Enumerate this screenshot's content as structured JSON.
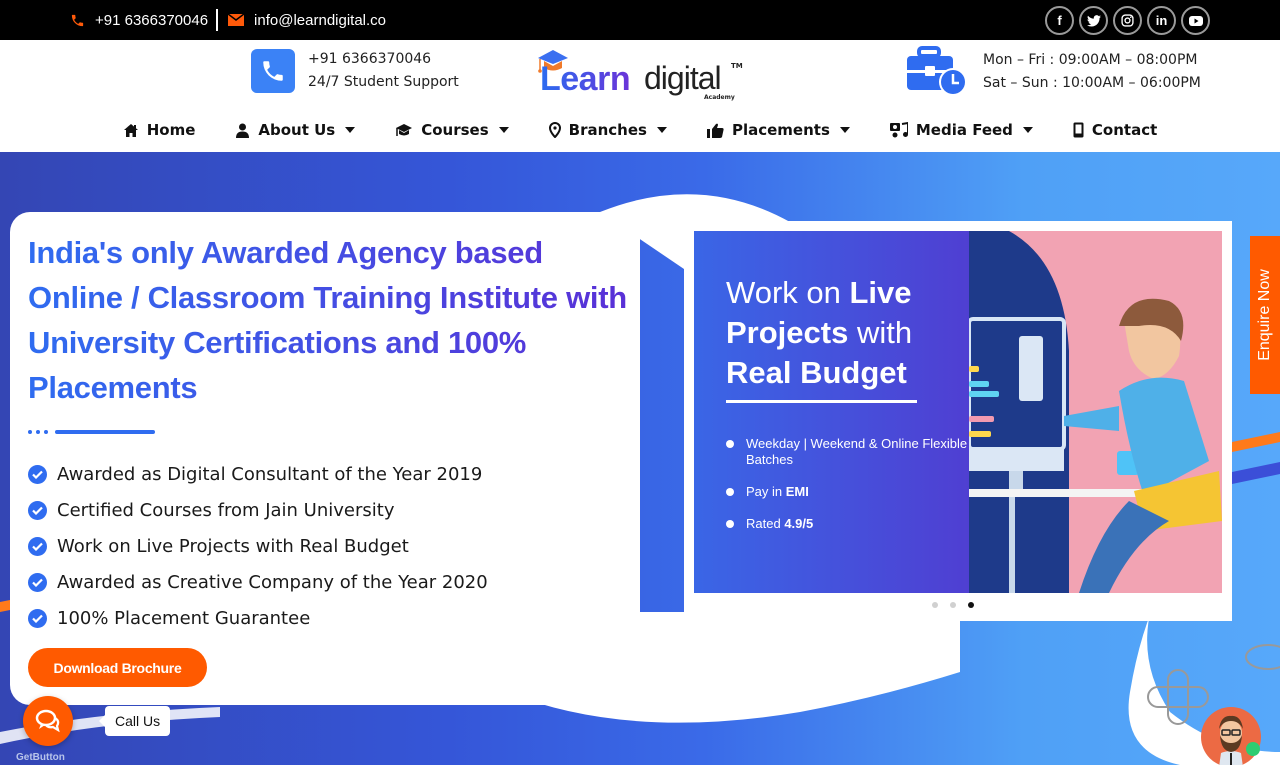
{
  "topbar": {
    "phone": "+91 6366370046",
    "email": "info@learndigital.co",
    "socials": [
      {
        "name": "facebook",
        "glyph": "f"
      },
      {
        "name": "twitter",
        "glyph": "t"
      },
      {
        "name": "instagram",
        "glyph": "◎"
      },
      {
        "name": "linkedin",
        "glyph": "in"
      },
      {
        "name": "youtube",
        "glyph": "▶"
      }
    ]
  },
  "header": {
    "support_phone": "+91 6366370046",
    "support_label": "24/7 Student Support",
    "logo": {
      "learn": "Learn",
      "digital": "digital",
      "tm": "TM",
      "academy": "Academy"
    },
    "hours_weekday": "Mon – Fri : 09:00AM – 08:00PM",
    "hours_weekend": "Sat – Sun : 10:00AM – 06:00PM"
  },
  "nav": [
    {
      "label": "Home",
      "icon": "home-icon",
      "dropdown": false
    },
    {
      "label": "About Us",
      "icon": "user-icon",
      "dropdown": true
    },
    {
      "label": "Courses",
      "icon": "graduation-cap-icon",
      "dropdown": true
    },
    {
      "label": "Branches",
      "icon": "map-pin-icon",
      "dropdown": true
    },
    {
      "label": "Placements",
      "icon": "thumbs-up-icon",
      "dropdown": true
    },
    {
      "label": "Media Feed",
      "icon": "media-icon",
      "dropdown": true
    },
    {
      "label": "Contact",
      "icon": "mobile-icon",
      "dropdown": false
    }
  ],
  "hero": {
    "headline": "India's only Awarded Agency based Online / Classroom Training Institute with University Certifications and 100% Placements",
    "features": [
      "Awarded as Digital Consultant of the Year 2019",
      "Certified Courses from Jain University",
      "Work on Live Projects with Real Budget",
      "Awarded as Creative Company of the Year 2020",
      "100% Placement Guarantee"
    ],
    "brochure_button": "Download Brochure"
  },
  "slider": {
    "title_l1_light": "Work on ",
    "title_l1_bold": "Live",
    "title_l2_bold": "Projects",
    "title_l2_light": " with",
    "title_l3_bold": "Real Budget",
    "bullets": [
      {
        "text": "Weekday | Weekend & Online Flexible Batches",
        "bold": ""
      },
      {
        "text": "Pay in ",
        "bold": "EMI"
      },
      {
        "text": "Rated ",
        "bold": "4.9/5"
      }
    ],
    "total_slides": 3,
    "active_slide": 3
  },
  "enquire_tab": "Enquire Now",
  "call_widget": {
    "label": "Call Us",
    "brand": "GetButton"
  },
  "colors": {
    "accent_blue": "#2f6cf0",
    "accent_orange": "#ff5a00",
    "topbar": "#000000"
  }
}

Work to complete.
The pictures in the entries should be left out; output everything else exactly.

Reply to the exercise.
Enumerate this screenshot's content as structured JSON.
{
  "topbar": {
    "phone": "+91 6366370046",
    "email": "info@learndigital.co",
    "socials": [
      {
        "name": "facebook",
        "glyph": "f"
      },
      {
        "name": "twitter",
        "glyph": "t"
      },
      {
        "name": "instagram",
        "glyph": "◎"
      },
      {
        "name": "linkedin",
        "glyph": "in"
      },
      {
        "name": "youtube",
        "glyph": "▶"
      }
    ]
  },
  "header": {
    "support_phone": "+91 6366370046",
    "support_label": "24/7 Student Support",
    "logo": {
      "learn": "Learn",
      "digital": "digital",
      "tm": "TM",
      "academy": "Academy"
    },
    "hours_weekday": "Mon – Fri : 09:00AM – 08:00PM",
    "hours_weekend": "Sat – Sun : 10:00AM – 06:00PM"
  },
  "nav": [
    {
      "label": "Home",
      "icon": "home-icon",
      "dropdown": false
    },
    {
      "label": "About Us",
      "icon": "user-icon",
      "dropdown": true
    },
    {
      "label": "Courses",
      "icon": "graduation-cap-icon",
      "dropdown": true
    },
    {
      "label": "Branches",
      "icon": "map-pin-icon",
      "dropdown": true
    },
    {
      "label": "Placements",
      "icon": "thumbs-up-icon",
      "dropdown": true
    },
    {
      "label": "Media Feed",
      "icon": "media-icon",
      "dropdown": true
    },
    {
      "label": "Contact",
      "icon": "mobile-icon",
      "dropdown": false
    }
  ],
  "hero": {
    "headline": "India's only Awarded Agency based Online / Classroom Training Institute with University Certifications and 100% Placements",
    "features": [
      "Awarded as Digital Consultant of the Year 2019",
      "Certified Courses from Jain University",
      "Work on Live Projects with Real Budget",
      "Awarded as Creative Company of the Year 2020",
      "100% Placement Guarantee"
    ],
    "brochure_button": "Download Brochure"
  },
  "slider": {
    "title_l1_light": "Work on ",
    "title_l1_bold": "Live",
    "title_l2_bold": "Projects",
    "title_l2_light": " with",
    "title_l3_bold": "Real Budget",
    "bullets": [
      {
        "text": "Weekday | Weekend & Online Flexible Batches",
        "bold": ""
      },
      {
        "text": "Pay in ",
        "bold": "EMI"
      },
      {
        "text": "Rated ",
        "bold": "4.9/5"
      }
    ],
    "total_slides": 3,
    "active_slide": 3
  },
  "enquire_tab": "Enquire Now",
  "call_widget": {
    "label": "Call Us",
    "brand": "GetButton"
  },
  "colors": {
    "accent_blue": "#2f6cf0",
    "accent_orange": "#ff5a00",
    "topbar": "#000000"
  }
}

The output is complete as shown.